Skip to main content

The Proper Application and Removal of ECG Electrodes

We often have ECG machines sent to us for checking as the users state that the machine is not reading properly. When we test them, we find out there is nothing wrong. 

Related image

There are many reasons for this issue. A common problem is that the paper is inserted incorrectly, and another problem is the skin of the patients is not being prepared properly.

The skin should NOT be cleaned with an alcohol swab before applying the electrode as the alcohol is drying and will prevent good conductivity through the electrode.

Here is a step by step guide on how to apply the electrodes

1. Clean & prepare the skin

All application sites need to be clean, dry and free of lotions. The site always needs to be washed with soap and water and then dried before placing the electrodes. Using alcohol should be avoided as it can dry out the skin, increasing skin impedance and trace artifacts. If needed, any excessive hair should be removed at the placement site.

2. Apply the electrodes

First the liner needs to be removed and the electrode is then placed on the clean, prepared skin. To ensure good adhesion, the electrode needs to be rubbed around the outside to activate the pressure-sensitive adhesive. The rest of the electrodes are then applied for consistent, high-quality traces.

3. Remove the electrodes

To ensure there is minimal patient discomfort, the electrode needs to be peeled back slowly in the direction of the hair growth while supporting the skin. The electrode should never be pulled fast or directly upwards.

It is important that an ECG is recorded correctly and accurately – by applying an ECG electrode properly, medical personnel can ensure that there are no false ECG clinical alarms. 

Related image

To learn more about the application and removal of an ECG electrode, watch this helpful video…

SA Healthcare is an international “one-stop shop” for medical companies carrying all types of medical consumables and capital equipment, including ECG machines, such as the D-Heart smartphone ECG device, take a look at it here.

At SA Healthcare we have a strong technical department that can give our customers the technical support that they need. Whether assisting with the manufacturer’s guaranty, providing spare parts for selected medical equipment, aiding with repairs or fixing medical devices onsite.


Popular posts from this blog

The Shangrila 510S: A state-of-the-art Emergency Transport Ventilator

The Shangrila 510S is the newest emergency transport ventilator that combines advanced technology as well as all the latest ventilation features. The Shangrila 510S is fully equipped and offers all the necessary functions and a clever design – all for an affordable price. Let’s take a look at what else the state-of-the-art Shangrila 510S has to offer: - A built in battery that offers 270 minutes of battery life - Compatibility with a vehicle’s power supply - Level IPX4 waterproof to protect against rain and snow - User-friendly design - A speedy start up that enables operation within 3 seconds - Anti-shake and fall - Bedside hook and vehicle mounting board - The ability to be used in signal interference environments - Pressure trigger and flow trigger - Effective parameter monitoring - Backup ventilation for Apnea - Exact electronically controlled PEEP (Positive End-Expiratory Pressure) - Gas supply: central gas or large oxygen cylinder - Invasive and non-i

An Easy Guide to Pulse Oximeters

Oxygen is vital to system and organ function in our bodies.
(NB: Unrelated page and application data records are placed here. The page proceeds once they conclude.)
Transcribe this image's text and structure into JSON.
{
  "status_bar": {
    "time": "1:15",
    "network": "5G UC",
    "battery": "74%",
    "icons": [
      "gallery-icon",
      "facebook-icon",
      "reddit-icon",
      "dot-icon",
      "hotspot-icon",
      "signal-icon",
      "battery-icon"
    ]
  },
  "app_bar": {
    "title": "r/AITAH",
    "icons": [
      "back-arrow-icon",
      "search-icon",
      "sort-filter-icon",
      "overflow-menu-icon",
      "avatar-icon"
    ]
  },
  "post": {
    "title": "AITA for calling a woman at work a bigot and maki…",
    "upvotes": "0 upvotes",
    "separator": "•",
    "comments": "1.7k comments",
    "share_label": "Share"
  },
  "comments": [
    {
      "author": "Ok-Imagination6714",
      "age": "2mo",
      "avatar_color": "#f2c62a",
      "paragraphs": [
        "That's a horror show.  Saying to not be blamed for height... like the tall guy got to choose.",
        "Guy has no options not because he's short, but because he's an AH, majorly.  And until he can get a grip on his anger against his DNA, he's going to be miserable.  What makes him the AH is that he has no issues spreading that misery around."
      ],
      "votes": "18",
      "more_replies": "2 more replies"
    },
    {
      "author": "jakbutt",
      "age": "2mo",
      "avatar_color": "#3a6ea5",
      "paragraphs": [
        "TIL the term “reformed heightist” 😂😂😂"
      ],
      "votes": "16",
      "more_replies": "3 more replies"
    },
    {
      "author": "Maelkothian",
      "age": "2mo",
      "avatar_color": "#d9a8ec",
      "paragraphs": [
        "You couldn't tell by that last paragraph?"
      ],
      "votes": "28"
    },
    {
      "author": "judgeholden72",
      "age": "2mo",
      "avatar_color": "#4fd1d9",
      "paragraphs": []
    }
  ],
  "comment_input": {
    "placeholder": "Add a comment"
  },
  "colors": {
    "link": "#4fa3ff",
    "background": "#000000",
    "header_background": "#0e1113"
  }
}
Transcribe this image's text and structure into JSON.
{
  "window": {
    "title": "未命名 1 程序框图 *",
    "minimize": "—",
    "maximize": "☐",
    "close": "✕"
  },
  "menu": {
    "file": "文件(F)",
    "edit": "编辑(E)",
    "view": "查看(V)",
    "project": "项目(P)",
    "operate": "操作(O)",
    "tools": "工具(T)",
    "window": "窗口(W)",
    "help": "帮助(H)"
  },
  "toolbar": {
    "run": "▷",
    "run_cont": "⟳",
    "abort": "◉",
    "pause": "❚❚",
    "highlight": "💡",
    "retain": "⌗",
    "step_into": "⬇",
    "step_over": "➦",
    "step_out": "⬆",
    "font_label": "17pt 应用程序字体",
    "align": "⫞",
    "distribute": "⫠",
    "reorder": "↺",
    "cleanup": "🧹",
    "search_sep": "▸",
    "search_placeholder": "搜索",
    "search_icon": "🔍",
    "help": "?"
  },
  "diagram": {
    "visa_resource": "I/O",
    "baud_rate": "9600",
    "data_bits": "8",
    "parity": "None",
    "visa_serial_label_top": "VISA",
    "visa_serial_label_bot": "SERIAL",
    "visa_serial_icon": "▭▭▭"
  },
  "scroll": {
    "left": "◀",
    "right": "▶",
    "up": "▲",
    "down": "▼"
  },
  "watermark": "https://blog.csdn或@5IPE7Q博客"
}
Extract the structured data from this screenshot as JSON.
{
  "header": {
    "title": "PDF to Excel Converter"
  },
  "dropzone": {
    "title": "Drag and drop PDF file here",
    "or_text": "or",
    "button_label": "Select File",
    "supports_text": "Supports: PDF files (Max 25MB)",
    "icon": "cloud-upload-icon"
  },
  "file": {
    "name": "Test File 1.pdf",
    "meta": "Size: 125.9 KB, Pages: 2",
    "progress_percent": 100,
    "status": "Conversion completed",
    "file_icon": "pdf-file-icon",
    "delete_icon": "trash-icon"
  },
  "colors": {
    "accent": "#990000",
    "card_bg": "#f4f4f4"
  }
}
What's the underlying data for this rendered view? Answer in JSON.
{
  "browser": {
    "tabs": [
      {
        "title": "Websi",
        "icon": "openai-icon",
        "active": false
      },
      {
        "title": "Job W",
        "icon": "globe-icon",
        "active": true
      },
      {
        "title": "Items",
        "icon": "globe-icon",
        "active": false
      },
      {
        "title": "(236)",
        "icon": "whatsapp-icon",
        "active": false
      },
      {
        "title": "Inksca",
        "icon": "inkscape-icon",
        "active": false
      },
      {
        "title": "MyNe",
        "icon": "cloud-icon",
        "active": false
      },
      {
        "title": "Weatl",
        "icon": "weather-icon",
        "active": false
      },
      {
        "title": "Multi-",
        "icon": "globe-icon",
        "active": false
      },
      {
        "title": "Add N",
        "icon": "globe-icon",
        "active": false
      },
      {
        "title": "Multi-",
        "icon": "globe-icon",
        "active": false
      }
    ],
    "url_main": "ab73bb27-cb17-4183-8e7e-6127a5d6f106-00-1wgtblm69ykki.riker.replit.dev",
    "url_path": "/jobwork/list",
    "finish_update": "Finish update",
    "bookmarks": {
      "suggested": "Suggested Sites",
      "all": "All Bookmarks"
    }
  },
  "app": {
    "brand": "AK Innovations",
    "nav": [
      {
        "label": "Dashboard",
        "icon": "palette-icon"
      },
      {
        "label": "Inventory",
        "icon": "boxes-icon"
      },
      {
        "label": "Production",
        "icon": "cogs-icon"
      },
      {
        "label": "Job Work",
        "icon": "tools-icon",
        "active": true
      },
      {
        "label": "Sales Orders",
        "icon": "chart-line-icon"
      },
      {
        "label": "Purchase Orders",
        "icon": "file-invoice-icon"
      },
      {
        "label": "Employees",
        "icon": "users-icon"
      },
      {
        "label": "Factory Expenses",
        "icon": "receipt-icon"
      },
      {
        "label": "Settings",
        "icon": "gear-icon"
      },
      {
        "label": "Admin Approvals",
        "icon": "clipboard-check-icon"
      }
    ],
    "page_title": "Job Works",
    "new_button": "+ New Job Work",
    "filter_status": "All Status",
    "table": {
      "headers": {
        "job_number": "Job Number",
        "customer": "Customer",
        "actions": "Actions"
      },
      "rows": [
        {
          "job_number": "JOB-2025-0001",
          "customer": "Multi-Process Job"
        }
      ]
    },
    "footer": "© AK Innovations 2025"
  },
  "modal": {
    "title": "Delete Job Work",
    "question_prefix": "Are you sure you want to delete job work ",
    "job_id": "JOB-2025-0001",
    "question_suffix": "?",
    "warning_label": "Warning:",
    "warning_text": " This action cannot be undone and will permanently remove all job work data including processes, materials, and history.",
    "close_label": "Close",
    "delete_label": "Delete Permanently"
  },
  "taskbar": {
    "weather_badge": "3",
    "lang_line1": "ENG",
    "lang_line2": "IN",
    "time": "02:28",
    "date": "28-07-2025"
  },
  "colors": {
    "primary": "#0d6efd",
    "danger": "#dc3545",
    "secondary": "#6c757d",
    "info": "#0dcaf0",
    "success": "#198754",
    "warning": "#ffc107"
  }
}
In order to be carried around the body, molecules of oxygen attach to the haemoglobin proteins in red blood cells. The amount of oxygen (measured as a %) in haemoglobin proteins is called ‘oxygen saturation’ and this percentage can be determined using pulse oximetry. The values from pulse oximetry are useful as they tell us how much oxygen is actually reaching the different organs and systems in the body. Pulse oximetry uses devices called pulse oximeters that attach to an area on the patient where blood flow can be measured (most commonly on the finger). Light is then shone through the skin it is positioned on and a detector on the other side measures the amount of light that makes it through. The amount of absorbed light is indicative of the oxygen concentration and as such, a pulse oximeter does not directly measure oxygen saturation but rather closely estimates it. Normal levels of oxygen saturation are between 95-100%

What is an Oxygen Concentrator and how does it work?

Well, the clue is in the name. These machines suck in normal air – which has roughly 80 % nitrogen and 20% oxygen and force it through a special sieve. They are used on patients who have poor lung function as the higher concentration of oxygen allows the patient to get sufficient oxygen. So, how exactly does an oxygen concentrator work? The oxygen concentrator’s sieves trap the nitrogen and pump out oxygen at concentrations of up to 95%. The purity of the oxygen depends on the size of the sieves and the power of the motor. From there the sieves hold onto the nitrogen until they are saturated. Most machines have a 6000-8000 hour life span. After this time, the sieves need to be replaced. Oxygen concentrators are not only convenient, but they are also affordable and do not need to be refilled on a regular basis. These factors make this medical device a commonly used item for oxygen therapy at home as well as on patients in hospital. SA Healthcare is one of th